Payroll vs. Benefits - A Competitive Partnership

man and woman arm wrestling

Payroll people are unique. They often work within the finance or accounting department of an organization, but operate somewhat independently. This arrangement is not that different from how benefits people fit into many human resources departments. You would think that given their unique and similar status that payroll departments and benefits departments would work seamlessly. And sometimes they do which is good because they share not only organizational similarities but also information and tasks. But sometimes the payroll and benefit functions do not work well together. When this happens, the benefits function is the loser because it cannot execute many of its tasks without cooperation from Payroll.

But why would Payroll withhold (no pun intended) its cooperation with Benefits? Well, I can think of a few reasons why including: control, competition, and recognition.


Employee benefits professionals work closely with payroll to deduct plan employee payments; process premium payments to insurers, and create reports for plan testing and compliance. They also work together to setup and maintain human resource information systems (HRIS). Additionally, they cooperate in establishing and enforcing related policies and practices. But Payroll does not need Benefits to perform what they may see as their primary task, which is processing the company’s payroll.

The payroll department dictates the schedule for entering benefit elections into the HRIS system, paying premium statements, and generating reports for plan testing. A professional, cooperative payroll staff will make exceptions to deadlines and work with the benefits department for the sake of employees. However, a not so professional payroll department will take advantage of their advantage and only do things on their own terms.

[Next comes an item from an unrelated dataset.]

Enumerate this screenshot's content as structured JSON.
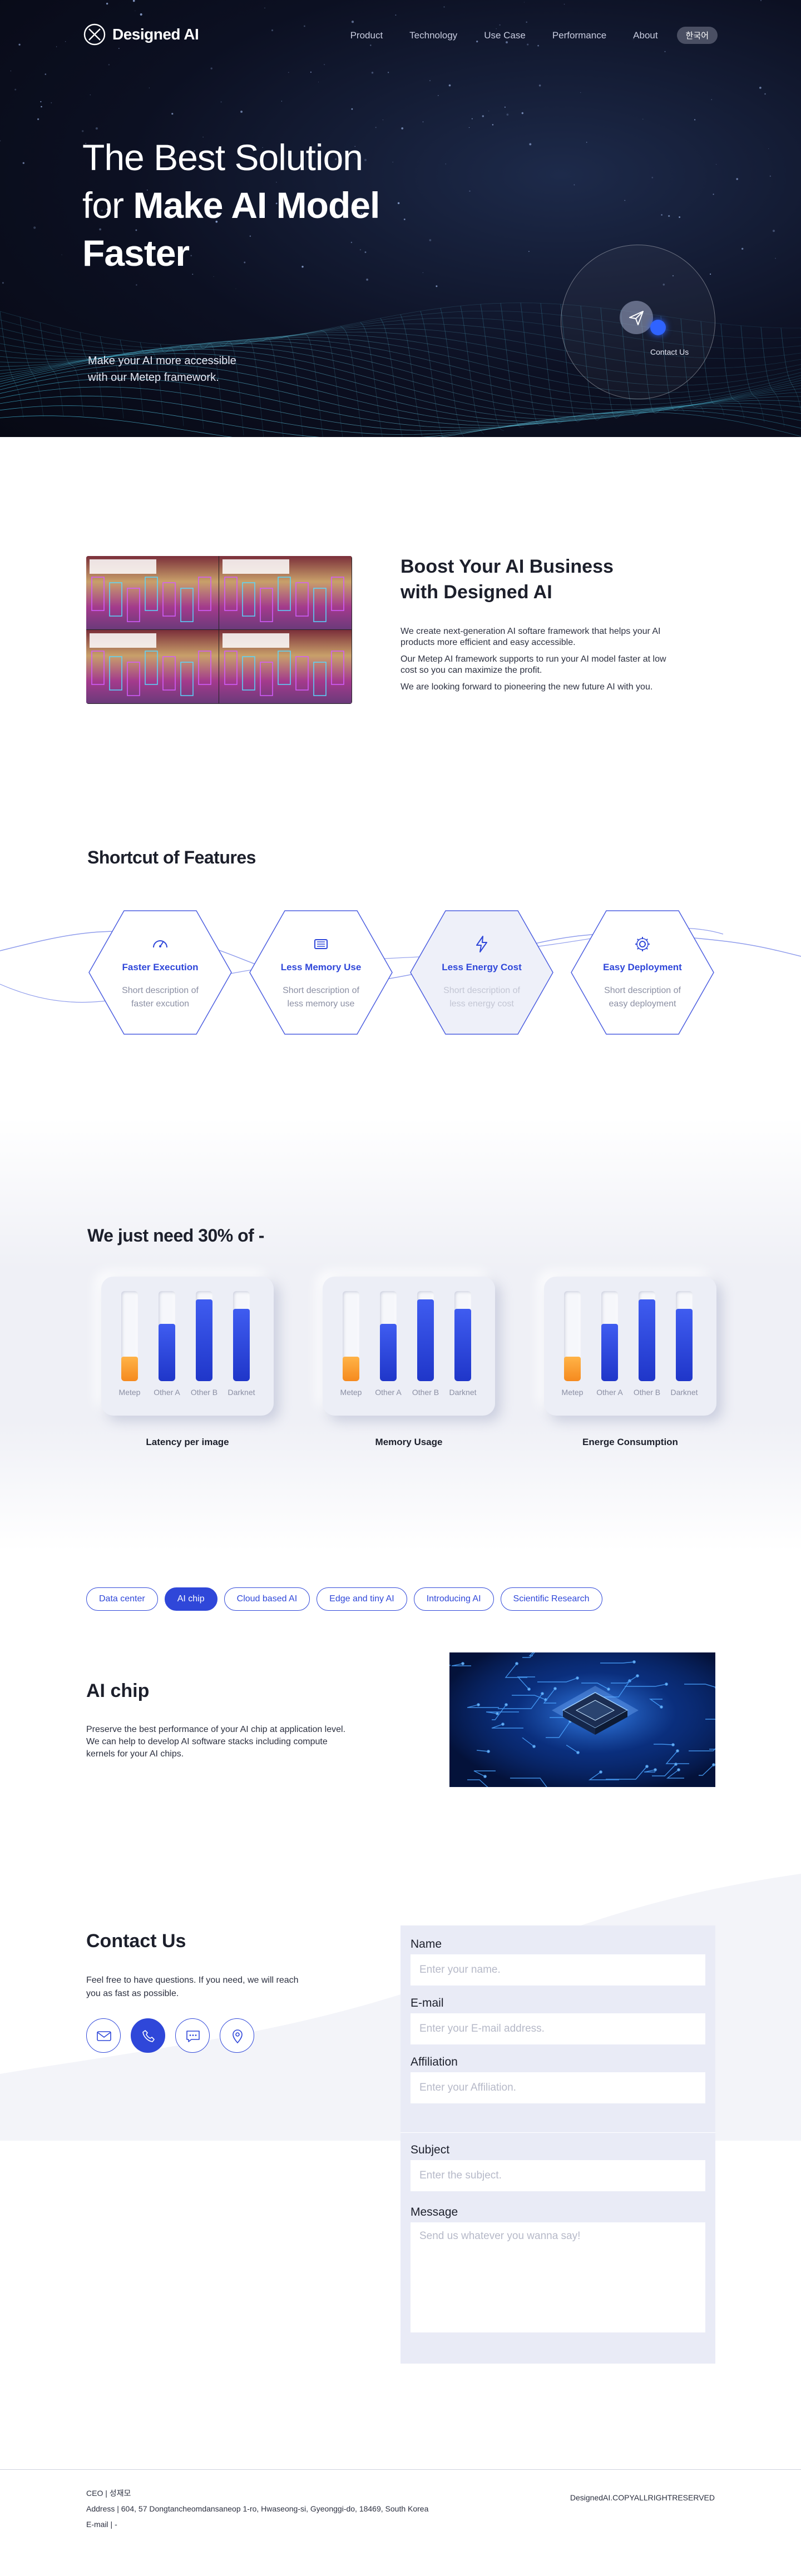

They will ignore written policies because they may require modifications to their practices or systems, they may disallow last minute plan deductions, and may stand in the way of needed HRIS system upgrades because they don’t like change.

Competition and Recognition

In a quest for senior management attention, payroll and benefits department heads may downplay each other’s role in joint projects and the others’ technical abilities.

Both payroll and benefits are behind the scenes functions. They are important to employees but do not get too much attention from upper management except occasionally. Payroll gets management attention when it comes to bonuses or other compensation-related exceptions. Benefits on the other hand gets regular attention because of its role in big money items like retirement plan administration and insurance negotiation and renewal. In addition, there's more legislative tampering with employee benefits than with payroll, which requires a lot more interaction and strategizing with management.

Payroll may have the upper hand in the control department in comparison to the benefits function. Benefit pros can accomplish very little without Payroll's cooperation. They control the data Benefits needs to perform required plan testing and other compliance duties. They also have exclusive capability of processing benefit functions such as plan deductions. When it comes to who has the best technical skills and who gets the most recognition, well that is anyone's game.

Most payroll and benefits departments work extremely well together, but sometimes they do not. It could be a matter of one or two individuals from either or both departments who are trying to control or compete with one another. These situations are never good but can be combatted with strong leadership from both departments and a knowledgeable staff who can put their work and the organization's employees above their own insecurities.

How well does your Payroll and Benefits department work together? Are you flexible and understanding of each other's needs?
blog comments powered by Disqus